→ **Prompt**:
Your response should contain every line from the data below that holds the string "Visitors".
Start of Record extracts
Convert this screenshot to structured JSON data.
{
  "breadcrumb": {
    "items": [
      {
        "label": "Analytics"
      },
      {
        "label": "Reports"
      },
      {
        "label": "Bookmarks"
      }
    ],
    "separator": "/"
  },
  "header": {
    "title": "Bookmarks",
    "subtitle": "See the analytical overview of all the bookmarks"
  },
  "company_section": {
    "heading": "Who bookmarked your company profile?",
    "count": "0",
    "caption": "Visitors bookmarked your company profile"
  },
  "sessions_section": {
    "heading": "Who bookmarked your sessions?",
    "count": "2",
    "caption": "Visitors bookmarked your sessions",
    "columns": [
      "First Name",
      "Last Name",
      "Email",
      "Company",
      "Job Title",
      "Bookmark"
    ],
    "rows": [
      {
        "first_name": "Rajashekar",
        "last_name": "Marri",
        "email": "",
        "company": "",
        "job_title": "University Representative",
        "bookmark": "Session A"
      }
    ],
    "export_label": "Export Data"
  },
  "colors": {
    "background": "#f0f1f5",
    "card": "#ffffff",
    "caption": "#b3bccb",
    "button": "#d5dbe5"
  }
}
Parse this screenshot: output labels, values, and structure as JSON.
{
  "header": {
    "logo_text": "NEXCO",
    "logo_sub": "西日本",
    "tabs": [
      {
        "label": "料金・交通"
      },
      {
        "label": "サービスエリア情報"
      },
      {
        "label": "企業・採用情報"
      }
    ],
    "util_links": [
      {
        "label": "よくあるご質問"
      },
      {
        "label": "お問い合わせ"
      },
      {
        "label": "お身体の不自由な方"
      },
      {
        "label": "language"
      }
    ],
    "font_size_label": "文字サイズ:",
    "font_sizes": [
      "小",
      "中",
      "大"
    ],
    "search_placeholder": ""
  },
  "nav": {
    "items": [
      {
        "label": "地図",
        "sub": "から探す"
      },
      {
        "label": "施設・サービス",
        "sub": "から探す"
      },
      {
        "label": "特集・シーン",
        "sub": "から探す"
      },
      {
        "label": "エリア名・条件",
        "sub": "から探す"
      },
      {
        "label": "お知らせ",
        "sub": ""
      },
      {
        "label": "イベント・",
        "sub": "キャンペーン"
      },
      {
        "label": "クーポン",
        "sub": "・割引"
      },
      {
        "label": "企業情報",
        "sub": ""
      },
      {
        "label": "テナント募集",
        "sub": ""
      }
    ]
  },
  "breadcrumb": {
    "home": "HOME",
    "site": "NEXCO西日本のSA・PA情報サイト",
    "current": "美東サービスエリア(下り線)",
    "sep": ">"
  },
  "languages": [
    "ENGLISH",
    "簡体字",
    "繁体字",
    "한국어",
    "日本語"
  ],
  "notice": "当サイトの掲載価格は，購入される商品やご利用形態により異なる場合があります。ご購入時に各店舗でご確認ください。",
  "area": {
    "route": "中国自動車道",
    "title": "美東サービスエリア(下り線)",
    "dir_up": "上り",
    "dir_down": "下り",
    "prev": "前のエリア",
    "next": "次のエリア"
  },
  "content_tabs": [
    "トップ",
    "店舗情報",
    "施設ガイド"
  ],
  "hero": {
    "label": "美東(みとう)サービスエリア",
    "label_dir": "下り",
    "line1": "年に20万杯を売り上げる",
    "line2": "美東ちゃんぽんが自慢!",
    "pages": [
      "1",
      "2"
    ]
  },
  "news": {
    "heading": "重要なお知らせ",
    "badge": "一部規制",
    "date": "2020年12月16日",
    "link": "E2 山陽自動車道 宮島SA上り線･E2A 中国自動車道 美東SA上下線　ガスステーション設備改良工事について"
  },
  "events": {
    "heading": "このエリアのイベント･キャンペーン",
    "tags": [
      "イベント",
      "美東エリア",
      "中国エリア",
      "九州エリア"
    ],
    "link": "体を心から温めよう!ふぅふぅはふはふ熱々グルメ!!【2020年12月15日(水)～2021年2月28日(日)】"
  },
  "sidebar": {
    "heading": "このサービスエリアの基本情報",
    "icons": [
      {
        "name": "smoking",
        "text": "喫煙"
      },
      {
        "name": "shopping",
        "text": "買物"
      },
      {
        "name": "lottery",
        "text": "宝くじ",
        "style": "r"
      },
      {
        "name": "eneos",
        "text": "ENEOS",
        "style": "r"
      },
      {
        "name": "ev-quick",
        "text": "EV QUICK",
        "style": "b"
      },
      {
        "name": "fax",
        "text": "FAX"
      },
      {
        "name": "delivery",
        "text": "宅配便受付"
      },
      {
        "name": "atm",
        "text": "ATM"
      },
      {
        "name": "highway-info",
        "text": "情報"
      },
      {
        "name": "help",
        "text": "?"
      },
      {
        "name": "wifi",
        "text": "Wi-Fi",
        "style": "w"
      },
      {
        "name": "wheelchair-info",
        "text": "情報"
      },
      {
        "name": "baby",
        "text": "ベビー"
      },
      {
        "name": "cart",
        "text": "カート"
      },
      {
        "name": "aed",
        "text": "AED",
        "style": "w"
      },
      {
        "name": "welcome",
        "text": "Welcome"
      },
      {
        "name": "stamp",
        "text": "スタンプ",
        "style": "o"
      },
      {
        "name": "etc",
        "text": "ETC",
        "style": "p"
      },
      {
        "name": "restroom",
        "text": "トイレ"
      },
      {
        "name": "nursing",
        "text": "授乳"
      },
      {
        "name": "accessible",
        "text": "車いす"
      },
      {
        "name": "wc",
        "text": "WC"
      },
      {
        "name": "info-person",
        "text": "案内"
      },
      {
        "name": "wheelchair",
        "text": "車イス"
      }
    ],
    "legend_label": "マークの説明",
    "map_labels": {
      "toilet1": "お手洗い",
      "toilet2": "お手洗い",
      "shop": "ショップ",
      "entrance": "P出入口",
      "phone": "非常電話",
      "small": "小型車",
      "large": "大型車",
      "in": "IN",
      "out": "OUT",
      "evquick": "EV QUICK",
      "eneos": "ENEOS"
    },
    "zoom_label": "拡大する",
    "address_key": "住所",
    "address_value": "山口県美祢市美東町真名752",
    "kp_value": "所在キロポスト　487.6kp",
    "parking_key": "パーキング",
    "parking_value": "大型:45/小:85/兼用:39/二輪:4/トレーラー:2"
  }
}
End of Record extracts
→ **Output for this exercise**:
    "caption": "Visitors bookmarked your company profile"
    "caption": "Visitors bookmarked your sessions",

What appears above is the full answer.